When we emerge from our current phase of the COVID-19 crisis, the emotional effects will last long after the crisis is over. Depending on your experience and the way you process trauma, you may develop the symptoms of Posttraumatic Stress Disorder (PTSD). Why? PTSD can result from:
Exposure to actual or threatened death, serious injury, or sexual violation:
· Directly experiencing the traumatic events
· Witnessing, in person, the traumatic events
· Learning that the traumatic events occurred to a close family member or close friend; cases of actual or threatened death must have been violent or accidental
· Experiencing repeated or extreme exposure to aversive details of the traumatic events (Examples are first responders collecting human remains; police officers repeatedly exposed to details of child abuse).
Our current crisis places most people at risk due to exposure to actual or threatened death and serious injury (the actual illness of COVID-19). Once you have exposure to trauma, you may experience one or more of the following:
· Spontaneous or cued recurrent, involuntary, and intrusive distressing memories of the traumatic events
· Recurrent distressing dreams in which the content or affect (i.e. feeling) of the dream is related to the events

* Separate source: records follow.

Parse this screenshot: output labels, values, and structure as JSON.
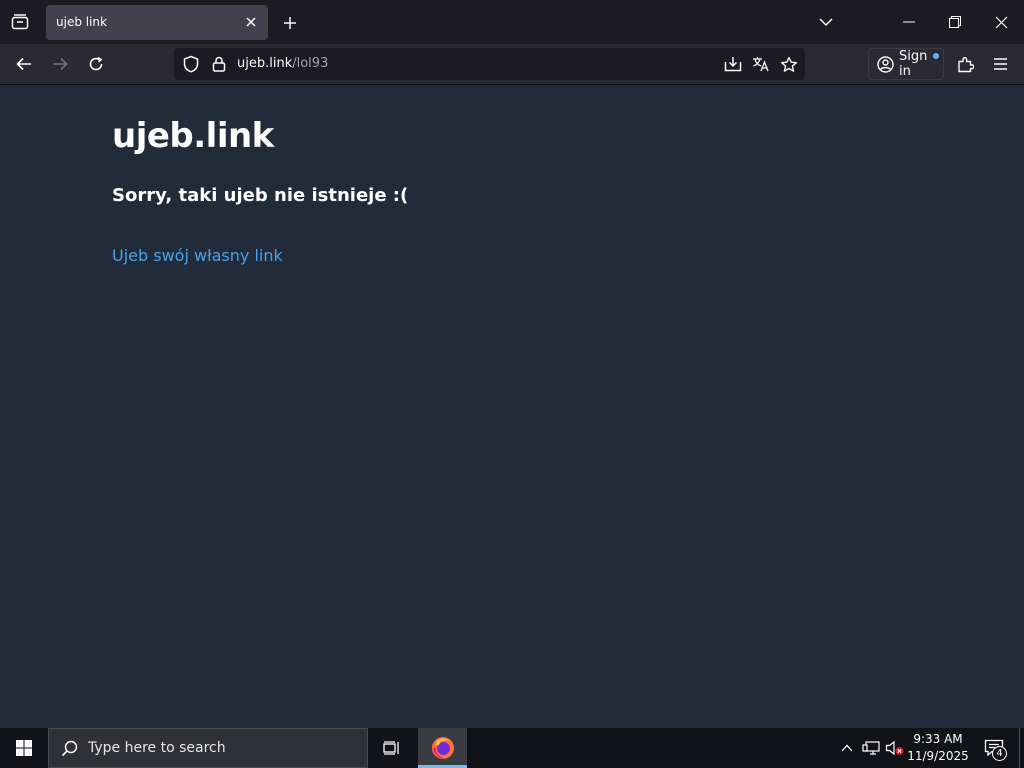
{
  "browser": {
    "tab": {
      "title": "ujeb link"
    },
    "url": {
      "host": "ujeb.link",
      "path": "/lol93"
    },
    "signin_label": "Sign in"
  },
  "page": {
    "site_title": "ujeb.link",
    "error_message": "Sorry, taki ujeb nie istnieje :(",
    "create_link": "Ujeb swój własny link"
  },
  "taskbar": {
    "search_placeholder": "Type here to search",
    "time": "9:33 AM",
    "date": "11/9/2025",
    "notification_count": "4"
  },
  "colors": {
    "page_background": "#222b3a",
    "link": "#4aa3e8",
    "toolbar": "#2b2a33",
    "tabstrip": "#1c1b22"
  },
  "icons": [
    "tab-list-icon",
    "close-icon",
    "plus-icon",
    "chevron-down-icon",
    "minimize-icon",
    "restore-icon",
    "back-arrow-icon",
    "forward-arrow-icon",
    "reload-icon",
    "shield-icon",
    "lock-icon",
    "save-page-icon",
    "translate-icon",
    "star-icon",
    "account-icon",
    "extensions-icon",
    "hamburger-menu-icon",
    "windows-logo-icon",
    "search-icon",
    "task-view-icon",
    "firefox-icon",
    "chevron-up-icon",
    "network-icon",
    "volume-muted-icon",
    "notifications-icon"
  ]
}
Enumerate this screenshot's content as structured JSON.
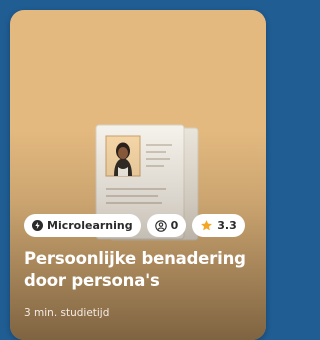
{
  "card": {
    "badges": {
      "type_label": "Microlearning",
      "type_icon": "bolt-icon",
      "participants_count": "0",
      "participants_icon": "user-icon",
      "rating": "3.3",
      "rating_icon": "star-icon"
    },
    "title": "Persoonlijke benadering door persona's",
    "duration": "3 min. studietijd"
  },
  "colors": {
    "page_background": "#1f5d93",
    "card_background": "#e3b97f",
    "star": "#f5a623",
    "badge_background": "#ffffff"
  }
}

· Flashbacks or other dissociative reactions in which the individual feels or acts as if the traumatic events are recurring
· Intense or prolonged psychological distress at exposure to internal or external cues that symbolize or resemble an aspect of the traumatic events
· Physiological reactions to reminders of the traumatic events
Any disaster, crisis, or traumatic event can set you up for experiencing the symptoms of PTSD. These symptoms can appear during this crisis and can appear up to several months or even years afterwards. More symptoms of PTSD can include:
· Problems with memory, concentration, and the ability to focus.
· Persistent fear, horror, anger, guilt, blame or shame
· Irritable, aggressive, reckless, or self-destructive behavior
· Difficulties with sleep including difficulty falling or staying asleep or restless sleep
· Hypervigilance (perhaps this will include increased germophobia)
· Distortion of beliefs or expectations about yourself or others
· Inability to experience emotions including emotions that are pleasurable
· Lack of interest or participation in significant activities
The symptoms of PTSD can severely impact your ability to function socially, at work, at school, and in daily life. When you notice that your ability to function has been reduced due to symptoms of PTSD, it’s time to reach out for help.
If you are in California, you can contact me by calling 510-345-1731, through Messenger, via email at firstname.lastname@example.org or through my website at www.jasonranieri.com/contact. I’m offering individual sessions online during this crisis. If you are outside of California, try finding a therapist on Psychology Today at www.psychologytoday.com.
If your symptoms are especially severe that you are experiencing a psychological emergency or at risk from imminent self-harm including suicide, contact 911 or go to your nearest emergency room. Alternatively contact the National Suicide hotline at 1-800-273-8255 or go to www.suicidepreventionlifeline.org/ so you can chat online with someone.